Directed by Aviva Kempner
Edited by Barbara Ballow
Running time: 1 hour and 41 minutes
by Fiona Underhill
Like the recent Merce Cunningham documentary If the Dancer Dances, The Spy Behind Home Plate is directed, produced and edited by women. Female documentary-makers taking on male subject matters is a fascinating perspective and one we will hopefully see more of. This documentary doesn’t particularly break new ground in terms of format, as it is a mixture of talking heads and mostly still images from the archives. The problem with making a documentary about a historical figure in the pre-television age is that there are hardly any moving images of them, making it harder for the subject to come ‘alive’ for an audience. Moe Berg is someone who lived five lifetimes within one. He had his academic and law careers, his baseball career, and then his ‘spy’ career. Due to this, the documentary is absolutely packed full of information and it is slightly overwhelming, trying to keep up with the pace of it all. Editor Barbara Ballow must have had to sift through an unbelievable amount of material in piecing this together and mostly does a good job, but it is a barrage of facts which requires concentration.
The Spy Behind Home Plate definitely shines Berg in a favorable light and it is enlightening to compare and contrast the Wikipedia page with the documentary, with Wikipedia certainly being more critical. Berg was a prodigy when it comes to academics, especially languages and does seem an unlikely figure for a baseball player. His parents were Jewish immigrants from the Ukraine, but his father was not religious and did not want them to live in Jewish communities in the US. At school, church and later college (all places where Berg played ball), he was singled out for being Jewish and at one point changed his name. It worked in his favor when it came to a pro career however, because some of the New York teams were looking for Jewish players to appeal to the large amount of Jewish people who could potentially be buying tickets to the games. One of these teams was the Brooklyn Robins (who went on to become the Dodgers), and then Berg later played for the Chicago White Sox and the Boston Red Sox.
Berg was a catcher and fielder who was poor at hitting and running. In 1933, he set a record for 117 consecutive games with no errors. He juggled his early career with obtaining his law degree, His father was so determined that his son would be a lawyer, that he never watched a single one of Moe’s baseball games. In 1934, Berg joined an all-American all-star team (which included Babe Ruth and Lou Gehrig) on a tour of Japan. Berg learned Japanese on the two-week trip over and there is movie footage from the ship (some of which was filmed by Berg himself) of the team practicing on deck – this is the undoubted highlight of The Spy Behind Home Plate. While in Tokyo, Berg secretly filmed the city and later provided this footage to the American government. In his later career, Berg appeared on a radio quiz show called Information, Please in which he excelled and wrote a highly regarded essay about baseball called Pitchers and Catchers.

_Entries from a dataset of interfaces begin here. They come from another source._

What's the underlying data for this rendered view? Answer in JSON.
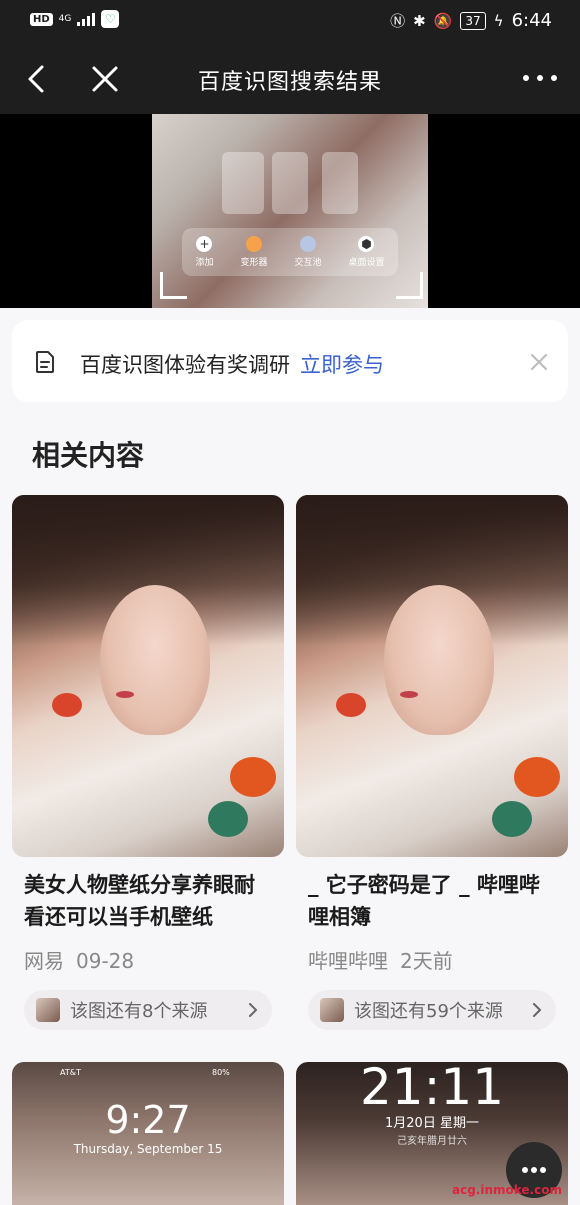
{
  "status_bar": {
    "hd": "HD",
    "network": "4G",
    "battery": "37",
    "time": "6:44",
    "icons": [
      "nfc-icon",
      "bluetooth-icon",
      "mute-icon",
      "charging-icon"
    ]
  },
  "header": {
    "title": "百度识图搜索结果",
    "back_icon": "chevron-left-icon",
    "close_icon": "close-icon",
    "more_icon": "more-dots-icon"
  },
  "preview": {
    "dock_items": [
      "添加",
      "变形器",
      "交互池",
      "桌面设置"
    ]
  },
  "survey": {
    "text": "百度识图体验有奖调研",
    "link": "立即参与"
  },
  "section_title": "相关内容",
  "cards": [
    {
      "title": "美女人物壁纸分享养眼耐看还可以当手机壁纸",
      "source": "网易",
      "date": "09-28",
      "sources_label": "该图还有8个来源"
    },
    {
      "title": "_ 它子密码是了 _ 哔哩哔哩相簿",
      "source": "哔哩哔哩",
      "date": "2天前",
      "sources_label": "该图还有59个来源"
    }
  ],
  "lower_cards": [
    {
      "time": "9:27",
      "date": "Thursday, September 15",
      "carrier": "AT&T",
      "battery": "80%"
    },
    {
      "time": "21:11",
      "date": "1月20日 星期一",
      "lunar": "己亥年腊月廿六"
    }
  ],
  "footer_watermark": "acg.inmoke.com",
  "colors": {
    "link": "#3a62d1",
    "header_bg": "#1e1e1e",
    "page_bg": "#f7f6f8"
  }
}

In 1943, Berg accepted a position with the OSS (the predecessor of the CIA) and this involved trips to Italy, Yugoslavia and Zurich – where he attended a lecture with German scientists in an effort to determine how close they were to making an atom bomb. There were rumors that he was under orders to assassinate Heisenberg if he thought they were on the brink of succeeding. The extent of Berg’s operations are understandably unclear, but he seemed to play up to his “man of mystery” persona in later life by putting his fingers to his lips when asked questions. The title of both this documentary and the 2018 film starring Paul Rudd – The Catcher was a Spy are both misleading in that they insinuate that the baseball playing and spying were concurrent, which was not the case. The documentary interweaves clips from the BBC drama Fleming (starring Dominic Cooper) to demonstrate Fleming advising OSS on espionage, which is certainly a choice.
I feel for Kempner in making this documentary, because the whole thing is quite stilted and flat, due to the lack of moving footage. It is also providing an absolute whirlwind of information, which is fascinating, but you feel the need to absorb and process it before moving on to the next thing. This, unfortunately, means that a book about Moe Berg is probably easier to digest than a documentary. The hero-worship by Kempner of Moe Berg does become apparent once you read more about him and realize the ‘spin’ that has been put on his story. There is no doubting he was a remarkable man, but the audience feels at a remove from the real person because everything is being reported from secondary sources, historians etc. As a side-note, it is amusing that in every one of the talking heads, there is a little baseball-related prop strategically placed behind them to remind us who we are learning about.
There are vague references made to Berg being a womanizer. Apparently the Rudd film heavily features a woman named Estella (Sienna Miller) to give the film romantic interest, but also implies that Berg may have been gay. Homosexuality is not mentioned in the documentary, but right at the end captions come on screen telling us that neither Berg or either of his siblings ever married. The audience may find themselves wishing to know more about this and wanting to feel as if they know Moe Berg – the man - better by the end of this documentary. We learn an endless parade of facts and incidents from his life but never feel as if we have glimpsed under his skin. The Spy Behind Home Plate does do a good job of prompting the viewer to want to find out more about this man, but doesn’t completely succeed as a self-contained entity.